### RECORDS PROVIDED:
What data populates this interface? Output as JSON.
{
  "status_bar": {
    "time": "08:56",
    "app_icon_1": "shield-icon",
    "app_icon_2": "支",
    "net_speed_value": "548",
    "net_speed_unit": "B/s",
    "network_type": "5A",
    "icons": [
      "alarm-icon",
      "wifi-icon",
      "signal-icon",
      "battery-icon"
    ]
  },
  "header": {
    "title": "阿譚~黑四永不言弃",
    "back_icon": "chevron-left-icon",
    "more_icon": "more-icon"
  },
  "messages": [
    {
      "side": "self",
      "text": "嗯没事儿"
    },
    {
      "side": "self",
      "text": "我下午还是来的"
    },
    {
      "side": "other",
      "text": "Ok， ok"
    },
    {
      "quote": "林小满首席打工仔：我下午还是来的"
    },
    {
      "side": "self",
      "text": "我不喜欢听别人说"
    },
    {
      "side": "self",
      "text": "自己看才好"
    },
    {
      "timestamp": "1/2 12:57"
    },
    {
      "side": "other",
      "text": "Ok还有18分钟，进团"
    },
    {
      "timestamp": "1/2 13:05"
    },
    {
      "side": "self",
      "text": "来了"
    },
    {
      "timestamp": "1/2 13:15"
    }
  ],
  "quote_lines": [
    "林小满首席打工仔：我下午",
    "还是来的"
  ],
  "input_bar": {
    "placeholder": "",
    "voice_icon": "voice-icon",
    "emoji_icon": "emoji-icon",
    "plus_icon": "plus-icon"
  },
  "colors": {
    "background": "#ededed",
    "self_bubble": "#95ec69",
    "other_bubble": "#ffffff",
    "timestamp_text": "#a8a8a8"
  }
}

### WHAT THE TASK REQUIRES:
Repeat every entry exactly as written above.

### YOUR RESPONSE:
What data populates this interface? Output as JSON.
{
  "status_bar": {
    "time": "08:56",
    "app_icon_1": "shield-icon",
    "app_icon_2": "支",
    "net_speed_value": "548",
    "net_speed_unit": "B/s",
    "network_type": "5A",
    "icons": [
      "alarm-icon",
      "wifi-icon",
      "signal-icon",
      "battery-icon"
    ]
  },
  "header": {
    "title": "阿譚~黑四永不言弃",
    "back_icon": "chevron-left-icon",
    "more_icon": "more-icon"
  },
  "messages": [
    {
      "side": "self",
      "text": "嗯没事儿"
    },
    {
      "side": "self",
      "text": "我下午还是来的"
    },
    {
      "side": "other",
      "text": "Ok， ok"
    },
    {
      "quote": "林小满首席打工仔：我下午还是来的"
    },
    {
      "side": "self",
      "text": "我不喜欢听别人说"
    },
    {
      "side": "self",
      "text": "自己看才好"
    },
    {
      "timestamp": "1/2 12:57"
    },
    {
      "side": "other",
      "text": "Ok还有18分钟，进团"
    },
    {
      "timestamp": "1/2 13:05"
    },
    {
      "side": "self",
      "text": "来了"
    },
    {
      "timestamp": "1/2 13:15"
    }
  ],
  "quote_lines": [
    "林小满首席打工仔：我下午",
    "还是来的"
  ],
  "input_bar": {
    "placeholder": "",
    "voice_icon": "voice-icon",
    "emoji_icon": "emoji-icon",
    "plus_icon": "plus-icon"
  },
  "colors": {
    "background": "#ededed",
    "self_bubble": "#95ec69",
    "other_bubble": "#ffffff",
    "timestamp_text": "#a8a8a8"
  }
}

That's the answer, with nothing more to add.